• PROBLEM STATEMENT: Copy out the entries exactly, and wherever a picture appears, leave it out.

(Data about app and page elements)
○ ○ ○ ○ ○ ○ ○
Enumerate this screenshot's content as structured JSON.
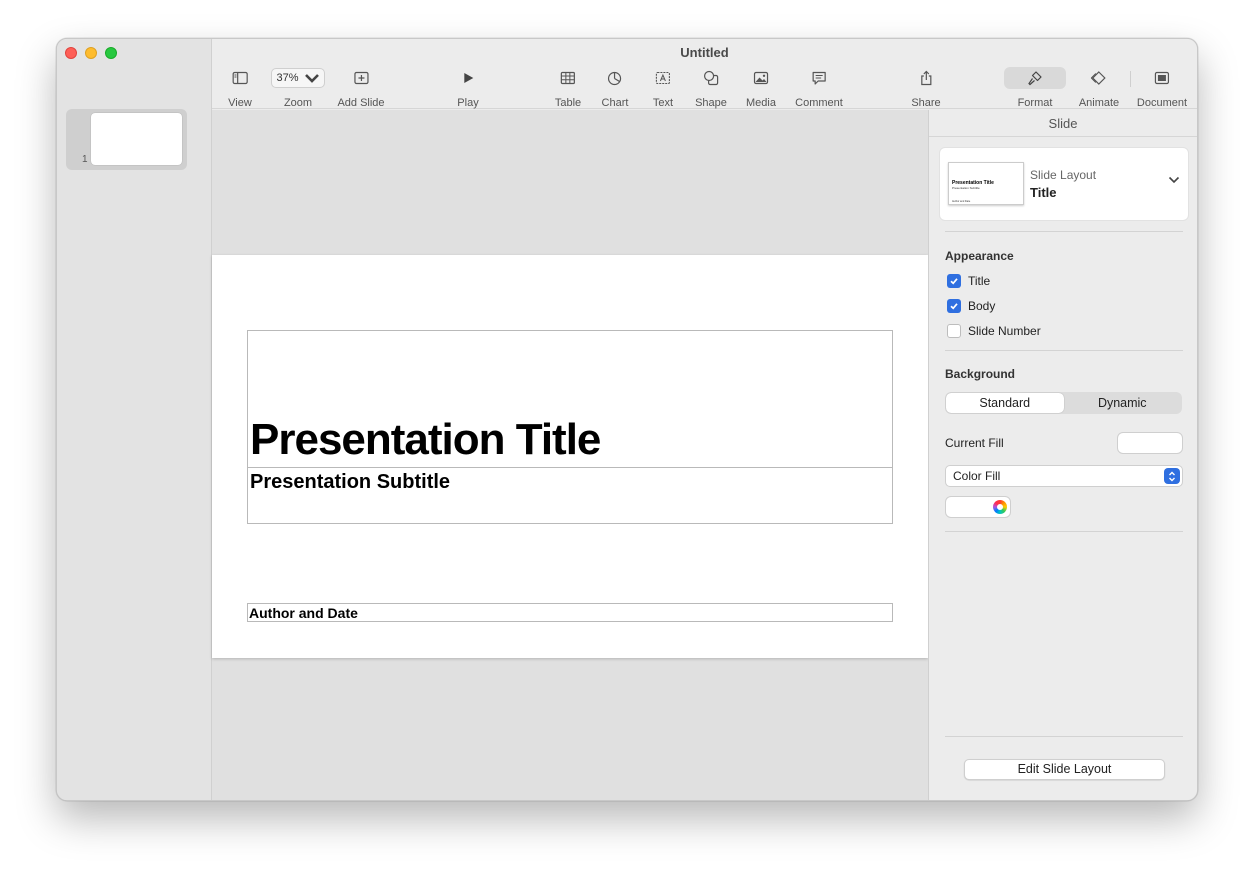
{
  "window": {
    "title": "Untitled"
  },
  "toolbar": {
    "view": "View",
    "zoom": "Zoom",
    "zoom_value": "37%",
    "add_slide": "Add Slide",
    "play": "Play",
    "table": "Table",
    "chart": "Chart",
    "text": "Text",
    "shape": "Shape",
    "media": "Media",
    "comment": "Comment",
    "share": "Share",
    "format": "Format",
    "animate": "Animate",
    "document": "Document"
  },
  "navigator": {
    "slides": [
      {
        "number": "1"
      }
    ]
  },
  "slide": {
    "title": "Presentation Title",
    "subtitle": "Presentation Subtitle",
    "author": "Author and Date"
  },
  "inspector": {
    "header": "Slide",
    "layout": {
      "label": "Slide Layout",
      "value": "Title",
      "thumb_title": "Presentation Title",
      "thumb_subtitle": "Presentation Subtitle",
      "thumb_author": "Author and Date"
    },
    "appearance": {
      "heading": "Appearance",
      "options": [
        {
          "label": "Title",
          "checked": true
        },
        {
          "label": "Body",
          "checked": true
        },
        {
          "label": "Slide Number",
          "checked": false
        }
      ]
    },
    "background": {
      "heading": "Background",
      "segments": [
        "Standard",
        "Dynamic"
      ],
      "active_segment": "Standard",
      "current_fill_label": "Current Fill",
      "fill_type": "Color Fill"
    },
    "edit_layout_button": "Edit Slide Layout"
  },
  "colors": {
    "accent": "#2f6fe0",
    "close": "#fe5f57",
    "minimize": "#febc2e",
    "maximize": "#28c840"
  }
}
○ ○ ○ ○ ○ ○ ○
• SOLUTION TO THE EXERCISE:
Enumerate this screenshot's content as structured JSON.
{
  "window": {
    "title": "Untitled"
  },
  "toolbar": {
    "view": "View",
    "zoom": "Zoom",
    "zoom_value": "37%",
    "add_slide": "Add Slide",
    "play": "Play",
    "table": "Table",
    "chart": "Chart",
    "text": "Text",
    "shape": "Shape",
    "media": "Media",
    "comment": "Comment",
    "share": "Share",
    "format": "Format",
    "animate": "Animate",
    "document": "Document"
  },
  "navigator": {
    "slides": [
      {
        "number": "1"
      }
    ]
  },
  "slide": {
    "title": "Presentation Title",
    "subtitle": "Presentation Subtitle",
    "author": "Author and Date"
  },
  "inspector": {
    "header": "Slide",
    "layout": {
      "label": "Slide Layout",
      "value": "Title",
      "thumb_title": "Presentation Title",
      "thumb_subtitle": "Presentation Subtitle",
      "thumb_author": "Author and Date"
    },
    "appearance": {
      "heading": "Appearance",
      "options": [
        {
          "label": "Title",
          "checked": true
        },
        {
          "label": "Body",
          "checked": true
        },
        {
          "label": "Slide Number",
          "checked": false
        }
      ]
    },
    "background": {
      "heading": "Background",
      "segments": [
        "Standard",
        "Dynamic"
      ],
      "active_segment": "Standard",
      "current_fill_label": "Current Fill",
      "fill_type": "Color Fill"
    },
    "edit_layout_button": "Edit Slide Layout"
  },
  "colors": {
    "accent": "#2f6fe0",
    "close": "#fe5f57",
    "minimize": "#febc2e",
    "maximize": "#28c840"
  }
}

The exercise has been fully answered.